Flight mechanics often live out of a suitcase, since rotations are 20 days on and 10 days off each month. For Joe, all flights “start” a few days before the actual departure.
Tech Ops evaluates all the flights and assigns every mechanic a rotation. Since each rotation includes new cargo going in and out, there is a significant amount of pre-planning that must take place to ensure the success of each flight.
“At each stop of the rotation, the aircraft needs an inspection, which includes things like topping essential fluids and reviewing write ups from the pilots that outline what needs to be addressed and fixed. I keep in close communication with Maintenance Control, and we prioritize any work that needs to be scheduled. I carry 125 pounds of my own tools on every flight.”
Joe added, “Our top priority is always safety so I’m focused on trying to anticipate what might come next. We have a computer onboard so I look up various things when we are flying, like making sure that all our paperwork for the aircraft is current and that all the parts that are on order are also up to date.”
Joe is extremely proud to work for Atlas, especially during the height of the COVID-19 pandemic.

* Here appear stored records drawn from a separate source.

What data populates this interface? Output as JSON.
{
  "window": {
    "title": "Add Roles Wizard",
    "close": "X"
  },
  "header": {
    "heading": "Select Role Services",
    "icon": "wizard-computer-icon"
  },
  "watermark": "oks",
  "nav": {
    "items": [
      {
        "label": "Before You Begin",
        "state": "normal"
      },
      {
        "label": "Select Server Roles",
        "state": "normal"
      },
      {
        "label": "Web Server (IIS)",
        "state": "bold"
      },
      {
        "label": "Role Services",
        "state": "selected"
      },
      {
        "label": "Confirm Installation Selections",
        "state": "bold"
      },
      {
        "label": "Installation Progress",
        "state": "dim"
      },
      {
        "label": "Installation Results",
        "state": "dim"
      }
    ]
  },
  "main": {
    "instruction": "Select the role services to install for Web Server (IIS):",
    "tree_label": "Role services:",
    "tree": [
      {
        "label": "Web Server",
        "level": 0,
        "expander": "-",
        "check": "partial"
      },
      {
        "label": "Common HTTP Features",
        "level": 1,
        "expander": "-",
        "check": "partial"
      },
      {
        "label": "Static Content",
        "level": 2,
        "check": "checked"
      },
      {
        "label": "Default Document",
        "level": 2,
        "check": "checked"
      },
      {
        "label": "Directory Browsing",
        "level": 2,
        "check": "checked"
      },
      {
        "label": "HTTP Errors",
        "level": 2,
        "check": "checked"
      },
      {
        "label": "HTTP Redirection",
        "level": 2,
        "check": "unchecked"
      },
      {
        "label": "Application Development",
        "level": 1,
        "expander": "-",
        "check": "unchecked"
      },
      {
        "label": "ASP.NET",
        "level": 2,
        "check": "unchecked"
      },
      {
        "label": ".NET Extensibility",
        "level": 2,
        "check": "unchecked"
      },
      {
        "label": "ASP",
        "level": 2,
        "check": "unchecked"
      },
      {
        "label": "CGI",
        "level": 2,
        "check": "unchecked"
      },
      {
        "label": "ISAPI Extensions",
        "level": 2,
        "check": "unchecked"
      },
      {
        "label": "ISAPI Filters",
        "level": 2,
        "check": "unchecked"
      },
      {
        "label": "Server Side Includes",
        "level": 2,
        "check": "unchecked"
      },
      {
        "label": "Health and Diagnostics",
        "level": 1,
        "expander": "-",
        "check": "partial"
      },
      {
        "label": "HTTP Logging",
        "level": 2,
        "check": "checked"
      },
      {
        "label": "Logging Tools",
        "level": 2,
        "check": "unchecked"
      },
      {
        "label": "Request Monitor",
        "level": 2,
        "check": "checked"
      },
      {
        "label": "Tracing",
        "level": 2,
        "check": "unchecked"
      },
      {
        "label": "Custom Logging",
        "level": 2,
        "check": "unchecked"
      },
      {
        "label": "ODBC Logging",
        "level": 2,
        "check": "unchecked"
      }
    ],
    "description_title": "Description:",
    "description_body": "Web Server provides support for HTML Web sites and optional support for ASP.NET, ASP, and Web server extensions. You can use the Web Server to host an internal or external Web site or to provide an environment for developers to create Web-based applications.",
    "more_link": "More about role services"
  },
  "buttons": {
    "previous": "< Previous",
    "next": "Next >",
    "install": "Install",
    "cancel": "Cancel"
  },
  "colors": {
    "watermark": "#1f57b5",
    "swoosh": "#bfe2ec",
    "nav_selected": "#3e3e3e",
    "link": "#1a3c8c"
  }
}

“We were considered essential workers during the pandemic, so our work never stopped. I have never been so proud to work for this Company. We shipped personal protective equipment (PPE) for hospitals and civilians and later in the pandemic, we shipped vaccines. My co-workers all showed up without hesitancy and we are very proud of the role that we played.”